“These experiences then cultivated a deep belief in the value and work of diplomacy, leading me to pursue a career in the U.S. Department of State as a Foreign Service Officer,” Mr. Aragón reflected.


In 2020, he virtually took the oath of office from his home in Corrales, New Mexico, before commencing his first diplomatic assignment in Kathmandu, Nepal. In his current role as a Public Diplomacy Officer in Lebanon, his proficiency in Arabic has been instrumental in his diplomatic endeavors, especially when telling stories of what it means to be an American from the state of New Mexico.

Drawing from his upbringing, Mr. Aragón aims to lead with authenticity, inclusivity, and respect, guided by the value of Querencia, derived from the Spanish word for “to love.”  

“Querencia conveys a deep spiritual and emotional sense of belonging to one’s homeland and people,” said Mr. Aragón. “It's a value cherished by the Hispanos and indigenous people of New Mexico and is a value that rests at the heart of my work in diplomacy.” 

By embodying Querencia, Mr. Aragón bridges cultural divides, fostering trust, respect, and reciprocity in his interactions. His advice to aspiring foreign affairs professionals is to remain grounded in their values and lead with integrity. 

Mr. Aragón acknowledges the enduring impact of his exchange experiences, expressing gratitude to American Councils for facilitating opportunities that shaped his journey in diplomacy. His experiences with NSLI-Y and CLS continue to inspire him in his current role and beyond.

Editor’s Note: The views expressed by alumni of programs administered by American Councils are articulated in a personal capacity and do not reflect the official policy positions or perspectives of the U.S. Department of State. 

About the Critical Language Scholarship (CLS) Program

The U.S. Department of State's Critical Language Scholarship (CLS) Program is a  funded summer language program for American undergraduate and graduate students. The Critical Language Scholarship (CLS) Program is an immersive summer opportunity for American college and university students to learn languages essential to America's engagement with the world.  Each summer, the CLS Program administers intensive study abroad institutes in over a dozen critical languages around the world. The CLS Program, through its CLS Spark initiative, provides beginner-level virtual instruction for Arabic, Chinese and Russian. The CLS Program is administered by American Councils for International Education.

About the Future Leaders Exchange (FLEX) Program

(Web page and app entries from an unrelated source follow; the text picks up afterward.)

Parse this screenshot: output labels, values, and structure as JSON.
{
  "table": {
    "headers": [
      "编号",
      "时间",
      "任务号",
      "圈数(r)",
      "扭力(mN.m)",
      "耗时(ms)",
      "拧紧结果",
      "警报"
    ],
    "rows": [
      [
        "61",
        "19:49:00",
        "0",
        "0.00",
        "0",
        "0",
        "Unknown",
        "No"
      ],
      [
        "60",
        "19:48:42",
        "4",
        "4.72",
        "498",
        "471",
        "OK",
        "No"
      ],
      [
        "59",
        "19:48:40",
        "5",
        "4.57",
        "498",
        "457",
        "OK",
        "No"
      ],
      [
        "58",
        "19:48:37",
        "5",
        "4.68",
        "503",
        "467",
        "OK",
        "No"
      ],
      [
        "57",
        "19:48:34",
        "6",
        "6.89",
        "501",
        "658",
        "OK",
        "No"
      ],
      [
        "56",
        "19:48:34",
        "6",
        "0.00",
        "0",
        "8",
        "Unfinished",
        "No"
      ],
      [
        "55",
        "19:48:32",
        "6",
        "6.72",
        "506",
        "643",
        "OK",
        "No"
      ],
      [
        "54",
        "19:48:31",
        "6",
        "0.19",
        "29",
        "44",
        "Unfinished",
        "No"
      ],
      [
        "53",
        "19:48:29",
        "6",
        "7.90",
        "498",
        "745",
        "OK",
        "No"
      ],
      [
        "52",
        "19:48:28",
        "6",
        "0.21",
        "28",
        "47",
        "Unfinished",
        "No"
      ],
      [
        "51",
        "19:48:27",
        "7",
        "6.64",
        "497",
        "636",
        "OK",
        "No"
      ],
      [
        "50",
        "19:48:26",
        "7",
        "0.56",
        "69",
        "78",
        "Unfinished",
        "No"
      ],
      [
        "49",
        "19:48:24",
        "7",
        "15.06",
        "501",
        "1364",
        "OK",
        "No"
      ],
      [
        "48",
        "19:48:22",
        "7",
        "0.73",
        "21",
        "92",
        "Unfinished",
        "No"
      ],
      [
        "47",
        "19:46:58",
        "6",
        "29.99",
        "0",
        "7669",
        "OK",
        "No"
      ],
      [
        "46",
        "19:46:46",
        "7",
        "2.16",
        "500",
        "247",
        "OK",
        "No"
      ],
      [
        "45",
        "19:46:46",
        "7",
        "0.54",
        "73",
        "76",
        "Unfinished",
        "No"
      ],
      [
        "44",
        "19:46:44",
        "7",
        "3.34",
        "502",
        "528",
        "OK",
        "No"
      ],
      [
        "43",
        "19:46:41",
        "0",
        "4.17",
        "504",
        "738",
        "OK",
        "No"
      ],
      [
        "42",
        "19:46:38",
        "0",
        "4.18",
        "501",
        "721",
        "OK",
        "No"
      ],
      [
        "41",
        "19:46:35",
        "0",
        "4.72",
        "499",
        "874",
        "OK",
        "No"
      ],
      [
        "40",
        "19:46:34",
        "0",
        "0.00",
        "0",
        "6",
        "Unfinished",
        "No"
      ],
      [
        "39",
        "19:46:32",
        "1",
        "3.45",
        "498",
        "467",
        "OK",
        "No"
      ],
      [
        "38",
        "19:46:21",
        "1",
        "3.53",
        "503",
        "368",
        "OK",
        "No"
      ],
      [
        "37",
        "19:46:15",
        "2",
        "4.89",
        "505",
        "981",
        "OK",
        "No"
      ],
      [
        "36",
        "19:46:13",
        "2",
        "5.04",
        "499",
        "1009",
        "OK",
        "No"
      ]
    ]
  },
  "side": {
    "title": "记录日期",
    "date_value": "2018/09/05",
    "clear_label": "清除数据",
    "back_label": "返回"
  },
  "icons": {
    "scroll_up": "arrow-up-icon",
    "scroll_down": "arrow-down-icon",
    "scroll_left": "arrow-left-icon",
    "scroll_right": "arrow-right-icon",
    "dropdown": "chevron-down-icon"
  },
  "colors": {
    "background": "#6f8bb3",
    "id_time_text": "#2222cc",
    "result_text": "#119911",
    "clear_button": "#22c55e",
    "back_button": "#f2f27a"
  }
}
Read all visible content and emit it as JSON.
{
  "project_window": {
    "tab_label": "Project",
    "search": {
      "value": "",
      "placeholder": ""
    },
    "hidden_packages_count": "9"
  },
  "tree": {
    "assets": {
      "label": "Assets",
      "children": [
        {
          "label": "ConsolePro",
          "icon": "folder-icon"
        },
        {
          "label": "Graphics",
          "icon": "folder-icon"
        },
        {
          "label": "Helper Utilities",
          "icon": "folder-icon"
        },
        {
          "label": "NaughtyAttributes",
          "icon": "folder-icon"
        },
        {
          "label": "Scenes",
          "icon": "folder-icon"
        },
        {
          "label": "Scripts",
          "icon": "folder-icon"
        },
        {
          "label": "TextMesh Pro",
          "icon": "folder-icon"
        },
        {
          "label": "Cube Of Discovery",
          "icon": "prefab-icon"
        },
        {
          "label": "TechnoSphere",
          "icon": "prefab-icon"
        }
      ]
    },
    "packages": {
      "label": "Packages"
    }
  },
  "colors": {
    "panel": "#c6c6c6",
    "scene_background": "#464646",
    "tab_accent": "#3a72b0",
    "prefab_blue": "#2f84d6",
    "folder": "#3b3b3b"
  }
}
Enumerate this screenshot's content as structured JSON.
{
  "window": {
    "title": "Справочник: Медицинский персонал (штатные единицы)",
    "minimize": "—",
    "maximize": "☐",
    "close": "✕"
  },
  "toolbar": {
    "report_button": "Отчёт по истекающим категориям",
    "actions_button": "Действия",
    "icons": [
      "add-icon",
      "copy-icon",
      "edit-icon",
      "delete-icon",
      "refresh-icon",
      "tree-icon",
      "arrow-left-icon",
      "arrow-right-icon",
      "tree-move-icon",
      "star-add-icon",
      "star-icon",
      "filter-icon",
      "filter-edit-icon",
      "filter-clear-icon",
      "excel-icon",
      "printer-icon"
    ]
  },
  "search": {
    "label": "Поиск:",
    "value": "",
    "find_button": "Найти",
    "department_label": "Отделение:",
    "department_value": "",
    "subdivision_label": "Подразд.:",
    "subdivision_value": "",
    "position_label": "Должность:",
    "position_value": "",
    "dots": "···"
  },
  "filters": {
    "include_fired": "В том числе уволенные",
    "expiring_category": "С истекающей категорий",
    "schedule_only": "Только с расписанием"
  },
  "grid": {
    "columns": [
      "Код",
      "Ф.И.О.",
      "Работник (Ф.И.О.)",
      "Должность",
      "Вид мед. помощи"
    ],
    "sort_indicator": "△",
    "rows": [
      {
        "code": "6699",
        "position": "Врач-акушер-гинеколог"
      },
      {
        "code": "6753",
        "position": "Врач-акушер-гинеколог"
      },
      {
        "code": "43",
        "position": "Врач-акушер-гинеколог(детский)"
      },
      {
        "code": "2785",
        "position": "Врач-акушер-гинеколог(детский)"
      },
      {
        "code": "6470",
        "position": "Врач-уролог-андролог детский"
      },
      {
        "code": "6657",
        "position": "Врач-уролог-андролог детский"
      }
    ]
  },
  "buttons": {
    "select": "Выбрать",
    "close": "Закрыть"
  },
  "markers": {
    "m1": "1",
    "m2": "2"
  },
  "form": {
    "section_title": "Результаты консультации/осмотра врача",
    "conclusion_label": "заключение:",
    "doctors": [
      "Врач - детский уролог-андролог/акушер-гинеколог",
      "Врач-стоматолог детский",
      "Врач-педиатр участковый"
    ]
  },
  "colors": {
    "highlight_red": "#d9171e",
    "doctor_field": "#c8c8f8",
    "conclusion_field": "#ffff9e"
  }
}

The Future Leaders Exchange (FLEX) Program is a highly competitive, merit-based scholarship program funded by the U.S. Department of State. FLEX provides scholarships for high school students from 22 countries in Europe and Eurasia to spend an academic year in the United States, living with a volunteer host family and attending a U.S. high school. FLEX students gain leadership skills, learn about American society and values, and teach Americans about their home countries and cultures. Starting in 2022, FLEX also offers the opportunity for U.S. high school students to spend a fully funded academic year in four FLEX countries building global awareness and intercultural competency.  

About the National Security Language Initiative for Youth (NSLI-Y) Program

The National Security Language Initiative for Youth (NSLI-Y), a program of the U.S. Department of State's Educational and Affairs, provides critical language study opportunities to American youth through merit-based scholarships to spark a lifetime interest in critical foreign languages and cultures. Scholarships are available for students to study Arabic, Indonesian, Chinese (Mandarin), Hindi, Korean, Persian (Tajiki), Russian, and Turkish. Visit the NSLI-Y website for further detail.

About the Advanced Russian Language & Area Studies Program (RLASP)

One of the longest-running and most respected overseas Russian language and cultural immersion programs, the Russian Language and Area Studies Program (RLASP) combines intensive classroom instruction with a wide range of extracurricular activities, including living with local host families, internships and community service, regional field studies, cultural excursions, conversation partners, and discussion groups with local students.